===== Supplied material

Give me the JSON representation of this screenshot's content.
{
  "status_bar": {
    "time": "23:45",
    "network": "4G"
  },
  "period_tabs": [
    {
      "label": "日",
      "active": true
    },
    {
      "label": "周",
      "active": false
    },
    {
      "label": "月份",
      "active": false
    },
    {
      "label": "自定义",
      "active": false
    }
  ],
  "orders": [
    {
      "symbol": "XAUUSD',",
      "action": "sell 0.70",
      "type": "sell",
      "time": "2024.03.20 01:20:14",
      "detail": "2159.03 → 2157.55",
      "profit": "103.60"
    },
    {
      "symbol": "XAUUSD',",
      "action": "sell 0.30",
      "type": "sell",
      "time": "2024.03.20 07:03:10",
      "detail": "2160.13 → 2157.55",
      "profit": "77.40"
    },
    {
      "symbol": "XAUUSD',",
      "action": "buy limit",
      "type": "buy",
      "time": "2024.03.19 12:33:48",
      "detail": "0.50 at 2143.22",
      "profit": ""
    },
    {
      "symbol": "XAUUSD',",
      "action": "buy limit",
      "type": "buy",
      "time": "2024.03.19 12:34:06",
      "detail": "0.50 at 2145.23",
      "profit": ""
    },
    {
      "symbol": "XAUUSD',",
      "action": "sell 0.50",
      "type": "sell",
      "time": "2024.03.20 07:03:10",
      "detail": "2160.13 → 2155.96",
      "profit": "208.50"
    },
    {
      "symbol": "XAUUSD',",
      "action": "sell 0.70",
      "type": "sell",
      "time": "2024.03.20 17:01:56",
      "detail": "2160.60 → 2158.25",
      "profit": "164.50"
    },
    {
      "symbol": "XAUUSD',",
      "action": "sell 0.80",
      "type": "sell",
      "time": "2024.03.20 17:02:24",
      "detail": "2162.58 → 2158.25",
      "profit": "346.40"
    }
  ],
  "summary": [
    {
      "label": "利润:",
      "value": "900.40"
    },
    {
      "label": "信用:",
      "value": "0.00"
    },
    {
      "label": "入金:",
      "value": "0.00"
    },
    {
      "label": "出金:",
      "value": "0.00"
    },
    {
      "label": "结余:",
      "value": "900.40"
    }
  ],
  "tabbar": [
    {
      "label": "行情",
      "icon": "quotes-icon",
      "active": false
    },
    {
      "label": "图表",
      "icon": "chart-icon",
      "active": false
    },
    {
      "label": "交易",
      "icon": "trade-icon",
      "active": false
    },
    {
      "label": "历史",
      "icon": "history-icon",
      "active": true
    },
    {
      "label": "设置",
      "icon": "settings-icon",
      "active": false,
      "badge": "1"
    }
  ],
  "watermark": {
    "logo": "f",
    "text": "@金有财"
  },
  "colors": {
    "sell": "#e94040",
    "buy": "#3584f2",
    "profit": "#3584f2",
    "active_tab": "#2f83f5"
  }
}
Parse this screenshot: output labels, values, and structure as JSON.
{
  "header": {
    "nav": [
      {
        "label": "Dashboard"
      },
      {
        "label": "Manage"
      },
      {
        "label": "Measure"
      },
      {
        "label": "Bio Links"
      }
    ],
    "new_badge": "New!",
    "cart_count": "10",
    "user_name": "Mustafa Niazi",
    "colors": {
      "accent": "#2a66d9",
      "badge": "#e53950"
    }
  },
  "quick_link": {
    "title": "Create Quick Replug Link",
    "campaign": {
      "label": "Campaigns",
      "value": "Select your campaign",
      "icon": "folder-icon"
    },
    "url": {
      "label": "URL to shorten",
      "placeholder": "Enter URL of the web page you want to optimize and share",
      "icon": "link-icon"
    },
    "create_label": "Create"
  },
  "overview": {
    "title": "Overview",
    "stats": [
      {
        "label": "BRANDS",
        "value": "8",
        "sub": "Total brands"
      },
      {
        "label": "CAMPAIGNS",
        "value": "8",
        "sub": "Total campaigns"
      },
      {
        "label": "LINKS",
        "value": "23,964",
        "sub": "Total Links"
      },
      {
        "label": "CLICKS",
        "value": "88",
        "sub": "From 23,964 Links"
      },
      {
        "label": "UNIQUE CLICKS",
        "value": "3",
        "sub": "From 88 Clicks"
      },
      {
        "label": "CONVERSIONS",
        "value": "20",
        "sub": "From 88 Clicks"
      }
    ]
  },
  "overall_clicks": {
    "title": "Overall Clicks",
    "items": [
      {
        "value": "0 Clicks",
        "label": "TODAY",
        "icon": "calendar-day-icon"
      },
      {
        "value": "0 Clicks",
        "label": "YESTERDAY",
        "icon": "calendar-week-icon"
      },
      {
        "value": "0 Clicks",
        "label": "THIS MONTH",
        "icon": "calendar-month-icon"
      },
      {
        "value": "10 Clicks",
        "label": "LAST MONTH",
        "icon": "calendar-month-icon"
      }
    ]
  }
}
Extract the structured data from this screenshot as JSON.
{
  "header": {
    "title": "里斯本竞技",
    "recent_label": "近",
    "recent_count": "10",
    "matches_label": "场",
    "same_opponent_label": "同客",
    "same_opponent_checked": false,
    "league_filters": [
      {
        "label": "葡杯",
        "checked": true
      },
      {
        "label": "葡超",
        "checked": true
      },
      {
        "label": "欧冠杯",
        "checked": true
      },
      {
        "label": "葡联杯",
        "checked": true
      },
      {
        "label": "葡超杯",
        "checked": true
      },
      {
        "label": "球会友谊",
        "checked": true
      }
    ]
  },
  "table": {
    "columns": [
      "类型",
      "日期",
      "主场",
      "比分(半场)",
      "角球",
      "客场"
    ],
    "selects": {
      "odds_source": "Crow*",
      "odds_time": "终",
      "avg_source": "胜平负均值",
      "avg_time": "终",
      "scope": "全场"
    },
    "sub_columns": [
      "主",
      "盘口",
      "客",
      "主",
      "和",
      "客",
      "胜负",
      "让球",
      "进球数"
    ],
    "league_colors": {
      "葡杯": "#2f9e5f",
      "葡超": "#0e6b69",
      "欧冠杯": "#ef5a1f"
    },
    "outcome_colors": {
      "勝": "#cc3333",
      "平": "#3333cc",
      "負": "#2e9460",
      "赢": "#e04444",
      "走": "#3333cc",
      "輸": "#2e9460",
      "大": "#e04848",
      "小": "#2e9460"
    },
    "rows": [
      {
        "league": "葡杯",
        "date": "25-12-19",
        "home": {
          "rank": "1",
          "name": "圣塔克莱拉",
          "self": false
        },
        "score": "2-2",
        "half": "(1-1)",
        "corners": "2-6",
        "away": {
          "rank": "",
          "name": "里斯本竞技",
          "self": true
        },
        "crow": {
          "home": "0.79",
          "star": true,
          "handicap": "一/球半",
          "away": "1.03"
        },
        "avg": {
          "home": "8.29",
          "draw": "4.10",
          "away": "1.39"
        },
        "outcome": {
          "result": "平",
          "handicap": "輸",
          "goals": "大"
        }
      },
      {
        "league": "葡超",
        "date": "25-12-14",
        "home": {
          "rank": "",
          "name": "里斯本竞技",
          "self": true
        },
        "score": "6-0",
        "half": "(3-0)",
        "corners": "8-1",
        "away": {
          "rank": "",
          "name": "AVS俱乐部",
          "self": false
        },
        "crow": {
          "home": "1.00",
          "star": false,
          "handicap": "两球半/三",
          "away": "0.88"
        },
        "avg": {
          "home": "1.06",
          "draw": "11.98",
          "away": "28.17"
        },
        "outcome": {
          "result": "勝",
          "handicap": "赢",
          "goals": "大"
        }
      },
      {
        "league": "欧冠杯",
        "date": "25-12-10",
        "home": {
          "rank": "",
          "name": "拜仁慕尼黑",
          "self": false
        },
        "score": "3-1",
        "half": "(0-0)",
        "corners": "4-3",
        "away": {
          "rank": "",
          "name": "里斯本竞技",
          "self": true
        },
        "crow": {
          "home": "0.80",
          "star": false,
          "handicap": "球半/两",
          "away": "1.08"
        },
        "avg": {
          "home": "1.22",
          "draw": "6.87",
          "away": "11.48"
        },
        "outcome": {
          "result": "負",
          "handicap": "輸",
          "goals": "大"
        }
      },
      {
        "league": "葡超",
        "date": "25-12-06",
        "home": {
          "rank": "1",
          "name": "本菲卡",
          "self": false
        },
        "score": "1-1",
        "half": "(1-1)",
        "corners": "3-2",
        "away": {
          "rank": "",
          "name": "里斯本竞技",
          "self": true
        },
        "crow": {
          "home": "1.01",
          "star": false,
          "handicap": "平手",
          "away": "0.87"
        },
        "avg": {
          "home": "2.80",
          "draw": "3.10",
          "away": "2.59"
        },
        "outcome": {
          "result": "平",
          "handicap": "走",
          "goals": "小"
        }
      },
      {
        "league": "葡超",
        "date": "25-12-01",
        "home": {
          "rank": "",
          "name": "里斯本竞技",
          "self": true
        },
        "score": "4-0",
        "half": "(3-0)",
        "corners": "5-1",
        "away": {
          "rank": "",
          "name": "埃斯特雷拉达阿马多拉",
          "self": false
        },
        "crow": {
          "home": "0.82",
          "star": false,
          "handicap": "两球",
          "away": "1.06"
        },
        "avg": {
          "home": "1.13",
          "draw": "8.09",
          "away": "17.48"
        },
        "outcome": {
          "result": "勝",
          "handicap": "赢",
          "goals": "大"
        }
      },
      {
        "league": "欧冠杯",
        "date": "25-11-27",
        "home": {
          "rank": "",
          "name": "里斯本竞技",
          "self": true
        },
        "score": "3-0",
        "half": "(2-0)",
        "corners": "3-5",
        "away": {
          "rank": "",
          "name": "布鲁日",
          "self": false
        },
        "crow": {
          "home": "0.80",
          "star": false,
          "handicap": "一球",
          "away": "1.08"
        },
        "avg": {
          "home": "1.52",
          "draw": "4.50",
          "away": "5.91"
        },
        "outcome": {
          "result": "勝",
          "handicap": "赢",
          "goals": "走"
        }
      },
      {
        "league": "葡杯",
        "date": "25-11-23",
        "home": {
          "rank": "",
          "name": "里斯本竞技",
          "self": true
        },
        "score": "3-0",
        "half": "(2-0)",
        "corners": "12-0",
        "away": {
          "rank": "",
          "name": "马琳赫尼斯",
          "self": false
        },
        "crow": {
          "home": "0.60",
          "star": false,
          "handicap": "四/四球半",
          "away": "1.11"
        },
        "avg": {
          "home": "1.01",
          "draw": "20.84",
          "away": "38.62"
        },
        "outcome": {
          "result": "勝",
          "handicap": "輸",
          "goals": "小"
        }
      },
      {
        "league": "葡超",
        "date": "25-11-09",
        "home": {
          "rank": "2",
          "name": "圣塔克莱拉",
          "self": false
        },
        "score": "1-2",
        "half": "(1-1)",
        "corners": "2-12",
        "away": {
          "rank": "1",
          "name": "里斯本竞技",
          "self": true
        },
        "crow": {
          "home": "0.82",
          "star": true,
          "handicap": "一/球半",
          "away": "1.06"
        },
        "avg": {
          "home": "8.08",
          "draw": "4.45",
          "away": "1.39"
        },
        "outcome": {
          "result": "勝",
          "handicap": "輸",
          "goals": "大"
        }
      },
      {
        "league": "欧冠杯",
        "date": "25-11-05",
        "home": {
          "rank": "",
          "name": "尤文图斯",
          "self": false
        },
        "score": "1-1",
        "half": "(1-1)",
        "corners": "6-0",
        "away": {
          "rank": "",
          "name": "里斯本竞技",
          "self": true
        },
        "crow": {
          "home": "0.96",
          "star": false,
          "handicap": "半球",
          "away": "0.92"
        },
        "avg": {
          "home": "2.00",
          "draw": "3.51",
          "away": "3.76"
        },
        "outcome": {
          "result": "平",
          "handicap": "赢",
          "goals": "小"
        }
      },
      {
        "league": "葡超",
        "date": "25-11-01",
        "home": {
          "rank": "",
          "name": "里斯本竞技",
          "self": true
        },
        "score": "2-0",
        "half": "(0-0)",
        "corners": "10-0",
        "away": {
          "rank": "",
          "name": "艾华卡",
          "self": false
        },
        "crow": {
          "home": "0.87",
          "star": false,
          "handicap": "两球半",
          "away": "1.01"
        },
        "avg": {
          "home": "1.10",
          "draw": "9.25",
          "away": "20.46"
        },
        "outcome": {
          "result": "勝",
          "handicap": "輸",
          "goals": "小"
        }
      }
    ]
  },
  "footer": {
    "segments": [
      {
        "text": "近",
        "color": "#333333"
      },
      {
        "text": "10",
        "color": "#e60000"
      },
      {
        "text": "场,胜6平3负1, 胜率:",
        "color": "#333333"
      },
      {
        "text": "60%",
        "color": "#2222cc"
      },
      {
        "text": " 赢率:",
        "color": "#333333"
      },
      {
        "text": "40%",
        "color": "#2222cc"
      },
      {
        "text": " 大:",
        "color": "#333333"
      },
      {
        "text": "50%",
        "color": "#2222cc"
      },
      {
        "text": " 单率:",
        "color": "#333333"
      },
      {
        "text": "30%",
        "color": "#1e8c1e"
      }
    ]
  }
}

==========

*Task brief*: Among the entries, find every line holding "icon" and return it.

*Task solution*:
      "icon": "quotes-icon",
      "icon": "chart-icon",
      "icon": "trade-icon",
      "icon": "history-icon",
      "icon": "settings-icon",
      "icon": "folder-icon"
      "icon": "link-icon"
        "icon": "calendar-day-icon"
        "icon": "calendar-week-icon"
        "icon": "calendar-month-icon"
        "icon": "calendar-month-icon"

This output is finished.